ACTION ITEM:
Give back the material that follows, identical in every line.

AVAILABLE DATA:
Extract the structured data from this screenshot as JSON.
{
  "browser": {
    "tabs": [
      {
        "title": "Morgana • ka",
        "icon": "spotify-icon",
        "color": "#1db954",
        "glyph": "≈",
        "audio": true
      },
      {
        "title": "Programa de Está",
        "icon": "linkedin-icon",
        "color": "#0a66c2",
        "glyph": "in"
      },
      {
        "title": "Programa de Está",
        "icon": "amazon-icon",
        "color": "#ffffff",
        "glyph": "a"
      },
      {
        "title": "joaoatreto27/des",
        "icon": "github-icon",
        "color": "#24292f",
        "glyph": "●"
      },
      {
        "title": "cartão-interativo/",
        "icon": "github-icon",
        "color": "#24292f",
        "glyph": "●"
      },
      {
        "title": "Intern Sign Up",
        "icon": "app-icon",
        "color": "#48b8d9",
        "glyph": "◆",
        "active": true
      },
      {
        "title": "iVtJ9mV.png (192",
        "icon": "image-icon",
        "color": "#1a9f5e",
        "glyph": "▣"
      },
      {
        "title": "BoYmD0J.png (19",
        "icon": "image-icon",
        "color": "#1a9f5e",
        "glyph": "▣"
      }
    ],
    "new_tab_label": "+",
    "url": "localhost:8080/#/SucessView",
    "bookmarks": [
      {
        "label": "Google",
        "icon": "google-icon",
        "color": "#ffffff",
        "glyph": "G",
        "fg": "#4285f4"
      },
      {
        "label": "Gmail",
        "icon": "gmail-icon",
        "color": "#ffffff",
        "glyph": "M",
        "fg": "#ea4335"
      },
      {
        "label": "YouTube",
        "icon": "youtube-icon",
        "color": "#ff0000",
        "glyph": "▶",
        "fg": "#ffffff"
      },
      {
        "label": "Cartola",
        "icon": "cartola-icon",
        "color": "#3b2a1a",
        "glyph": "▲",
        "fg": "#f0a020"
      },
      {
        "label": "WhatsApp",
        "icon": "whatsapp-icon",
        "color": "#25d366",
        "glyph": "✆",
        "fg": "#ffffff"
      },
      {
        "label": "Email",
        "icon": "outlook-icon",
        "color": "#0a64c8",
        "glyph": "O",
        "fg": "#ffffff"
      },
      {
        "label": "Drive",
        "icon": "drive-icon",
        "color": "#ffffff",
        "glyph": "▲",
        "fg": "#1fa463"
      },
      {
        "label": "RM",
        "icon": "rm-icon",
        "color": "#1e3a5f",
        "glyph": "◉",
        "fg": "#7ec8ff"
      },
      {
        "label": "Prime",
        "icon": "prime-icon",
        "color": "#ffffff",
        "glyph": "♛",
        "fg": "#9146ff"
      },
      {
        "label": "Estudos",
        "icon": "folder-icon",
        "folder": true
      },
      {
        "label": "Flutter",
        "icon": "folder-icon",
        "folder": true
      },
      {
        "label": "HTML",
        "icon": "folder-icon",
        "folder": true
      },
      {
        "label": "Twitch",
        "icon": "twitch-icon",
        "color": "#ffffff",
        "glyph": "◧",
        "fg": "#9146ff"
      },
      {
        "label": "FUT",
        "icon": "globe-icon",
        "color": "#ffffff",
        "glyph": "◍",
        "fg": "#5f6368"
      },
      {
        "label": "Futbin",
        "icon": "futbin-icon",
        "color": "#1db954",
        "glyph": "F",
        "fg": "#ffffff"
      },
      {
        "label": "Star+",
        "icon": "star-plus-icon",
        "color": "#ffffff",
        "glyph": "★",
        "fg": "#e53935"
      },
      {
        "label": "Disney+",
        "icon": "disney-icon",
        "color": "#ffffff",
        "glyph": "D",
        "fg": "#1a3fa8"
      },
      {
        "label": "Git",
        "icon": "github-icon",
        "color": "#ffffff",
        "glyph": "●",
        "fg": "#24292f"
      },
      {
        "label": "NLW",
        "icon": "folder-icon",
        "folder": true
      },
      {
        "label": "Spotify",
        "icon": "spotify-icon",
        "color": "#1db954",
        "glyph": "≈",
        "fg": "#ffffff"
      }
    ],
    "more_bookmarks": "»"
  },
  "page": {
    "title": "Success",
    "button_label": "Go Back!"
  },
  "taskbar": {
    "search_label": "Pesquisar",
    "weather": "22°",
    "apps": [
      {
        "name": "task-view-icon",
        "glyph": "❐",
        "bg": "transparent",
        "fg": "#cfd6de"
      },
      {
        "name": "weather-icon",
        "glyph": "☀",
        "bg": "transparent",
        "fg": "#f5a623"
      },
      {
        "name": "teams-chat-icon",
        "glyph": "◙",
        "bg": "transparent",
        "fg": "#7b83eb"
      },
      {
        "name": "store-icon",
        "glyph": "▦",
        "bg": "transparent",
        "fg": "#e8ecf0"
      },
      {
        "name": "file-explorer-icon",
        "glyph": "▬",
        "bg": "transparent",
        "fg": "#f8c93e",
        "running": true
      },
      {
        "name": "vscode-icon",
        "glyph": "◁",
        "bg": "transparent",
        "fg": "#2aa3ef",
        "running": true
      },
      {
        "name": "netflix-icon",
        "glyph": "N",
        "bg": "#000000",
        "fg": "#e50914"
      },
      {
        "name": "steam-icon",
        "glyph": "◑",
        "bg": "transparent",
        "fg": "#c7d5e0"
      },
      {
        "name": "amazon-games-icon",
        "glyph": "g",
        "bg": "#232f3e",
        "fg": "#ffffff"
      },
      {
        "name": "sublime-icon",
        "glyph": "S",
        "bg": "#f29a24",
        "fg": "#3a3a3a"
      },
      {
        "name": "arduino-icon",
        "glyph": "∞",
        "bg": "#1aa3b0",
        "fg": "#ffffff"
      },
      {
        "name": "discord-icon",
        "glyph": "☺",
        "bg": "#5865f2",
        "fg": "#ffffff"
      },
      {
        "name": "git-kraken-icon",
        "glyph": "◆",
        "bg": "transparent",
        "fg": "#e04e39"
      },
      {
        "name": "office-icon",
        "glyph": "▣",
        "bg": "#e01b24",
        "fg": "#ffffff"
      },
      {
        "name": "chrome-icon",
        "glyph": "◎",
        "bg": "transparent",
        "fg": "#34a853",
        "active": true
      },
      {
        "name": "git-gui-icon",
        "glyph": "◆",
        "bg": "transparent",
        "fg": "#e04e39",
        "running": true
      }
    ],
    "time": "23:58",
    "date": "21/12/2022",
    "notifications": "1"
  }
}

RESPONSE AREA:
Extract the structured data from this screenshot as JSON.
{
  "browser": {
    "tabs": [
      {
        "title": "Morgana • ka",
        "icon": "spotify-icon",
        "color": "#1db954",
        "glyph": "≈",
        "audio": true
      },
      {
        "title": "Programa de Está",
        "icon": "linkedin-icon",
        "color": "#0a66c2",
        "glyph": "in"
      },
      {
        "title": "Programa de Está",
        "icon": "amazon-icon",
        "color": "#ffffff",
        "glyph": "a"
      },
      {
        "title": "joaoatreto27/des",
        "icon": "github-icon",
        "color": "#24292f",
        "glyph": "●"
      },
      {
        "title": "cartão-interativo/",
        "icon": "github-icon",
        "color": "#24292f",
        "glyph": "●"
      },
      {
        "title": "Intern Sign Up",
        "icon": "app-icon",
        "color": "#48b8d9",
        "glyph": "◆",
        "active": true
      },
      {
        "title": "iVtJ9mV.png (192",
        "icon": "image-icon",
        "color": "#1a9f5e",
        "glyph": "▣"
      },
      {
        "title": "BoYmD0J.png (19",
        "icon": "image-icon",
        "color": "#1a9f5e",
        "glyph": "▣"
      }
    ],
    "new_tab_label": "+",
    "url": "localhost:8080/#/SucessView",
    "bookmarks": [
      {
        "label": "Google",
        "icon": "google-icon",
        "color": "#ffffff",
        "glyph": "G",
        "fg": "#4285f4"
      },
      {
        "label": "Gmail",
        "icon": "gmail-icon",
        "color": "#ffffff",
        "glyph": "M",
        "fg": "#ea4335"
      },
      {
        "label": "YouTube",
        "icon": "youtube-icon",
        "color": "#ff0000",
        "glyph": "▶",
        "fg": "#ffffff"
      },
      {
        "label": "Cartola",
        "icon": "cartola-icon",
        "color": "#3b2a1a",
        "glyph": "▲",
        "fg": "#f0a020"
      },
      {
        "label": "WhatsApp",
        "icon": "whatsapp-icon",
        "color": "#25d366",
        "glyph": "✆",
        "fg": "#ffffff"
      },
      {
        "label": "Email",
        "icon": "outlook-icon",
        "color": "#0a64c8",
        "glyph": "O",
        "fg": "#ffffff"
      },
      {
        "label": "Drive",
        "icon": "drive-icon",
        "color": "#ffffff",
        "glyph": "▲",
        "fg": "#1fa463"
      },
      {
        "label": "RM",
        "icon": "rm-icon",
        "color": "#1e3a5f",
        "glyph": "◉",
        "fg": "#7ec8ff"
      },
      {
        "label": "Prime",
        "icon": "prime-icon",
        "color": "#ffffff",
        "glyph": "♛",
        "fg": "#9146ff"
      },
      {
        "label": "Estudos",
        "icon": "folder-icon",
        "folder": true
      },
      {
        "label": "Flutter",
        "icon": "folder-icon",
        "folder": true
      },
      {
        "label": "HTML",
        "icon": "folder-icon",
        "folder": true
      },
      {
        "label": "Twitch",
        "icon": "twitch-icon",
        "color": "#ffffff",
        "glyph": "◧",
        "fg": "#9146ff"
      },
      {
        "label": "FUT",
        "icon": "globe-icon",
        "color": "#ffffff",
        "glyph": "◍",
        "fg": "#5f6368"
      },
      {
        "label": "Futbin",
        "icon": "futbin-icon",
        "color": "#1db954",
        "glyph": "F",
        "fg": "#ffffff"
      },
      {
        "label": "Star+",
        "icon": "star-plus-icon",
        "color": "#ffffff",
        "glyph": "★",
        "fg": "#e53935"
      },
      {
        "label": "Disney+",
        "icon": "disney-icon",
        "color": "#ffffff",
        "glyph": "D",
        "fg": "#1a3fa8"
      },
      {
        "label": "Git",
        "icon": "github-icon",
        "color": "#ffffff",
        "glyph": "●",
        "fg": "#24292f"
      },
      {
        "label": "NLW",
        "icon": "folder-icon",
        "folder": true
      },
      {
        "label": "Spotify",
        "icon": "spotify-icon",
        "color": "#1db954",
        "glyph": "≈",
        "fg": "#ffffff"
      }
    ],
    "more_bookmarks": "»"
  },
  "page": {
    "title": "Success",
    "button_label": "Go Back!"
  },
  "taskbar": {
    "search_label": "Pesquisar",
    "weather": "22°",
    "apps": [
      {
        "name": "task-view-icon",
        "glyph": "❐",
        "bg": "transparent",
        "fg": "#cfd6de"
      },
      {
        "name": "weather-icon",
        "glyph": "☀",
        "bg": "transparent",
        "fg": "#f5a623"
      },
      {
        "name": "teams-chat-icon",
        "glyph": "◙",
        "bg": "transparent",
        "fg": "#7b83eb"
      },
      {
        "name": "store-icon",
        "glyph": "▦",
        "bg": "transparent",
        "fg": "#e8ecf0"
      },
      {
        "name": "file-explorer-icon",
        "glyph": "▬",
        "bg": "transparent",
        "fg": "#f8c93e",
        "running": true
      },
      {
        "name": "vscode-icon",
        "glyph": "◁",
        "bg": "transparent",
        "fg": "#2aa3ef",
        "running": true
      },
      {
        "name": "netflix-icon",
        "glyph": "N",
        "bg": "#000000",
        "fg": "#e50914"
      },
      {
        "name": "steam-icon",
        "glyph": "◑",
        "bg": "transparent",
        "fg": "#c7d5e0"
      },
      {
        "name": "amazon-games-icon",
        "glyph": "g",
        "bg": "#232f3e",
        "fg": "#ffffff"
      },
      {
        "name": "sublime-icon",
        "glyph": "S",
        "bg": "#f29a24",
        "fg": "#3a3a3a"
      },
      {
        "name": "arduino-icon",
        "glyph": "∞",
        "bg": "#1aa3b0",
        "fg": "#ffffff"
      },
      {
        "name": "discord-icon",
        "glyph": "☺",
        "bg": "#5865f2",
        "fg": "#ffffff"
      },
      {
        "name": "git-kraken-icon",
        "glyph": "◆",
        "bg": "transparent",
        "fg": "#e04e39"
      },
      {
        "name": "office-icon",
        "glyph": "▣",
        "bg": "#e01b24",
        "fg": "#ffffff"
      },
      {
        "name": "chrome-icon",
        "glyph": "◎",
        "bg": "transparent",
        "fg": "#34a853",
        "active": true
      },
      {
        "name": "git-gui-icon",
        "glyph": "◆",
        "bg": "transparent",
        "fg": "#e04e39",
        "running": true
      }
    ],
    "time": "23:58",
    "date": "21/12/2022",
    "notifications": "1"
  }
}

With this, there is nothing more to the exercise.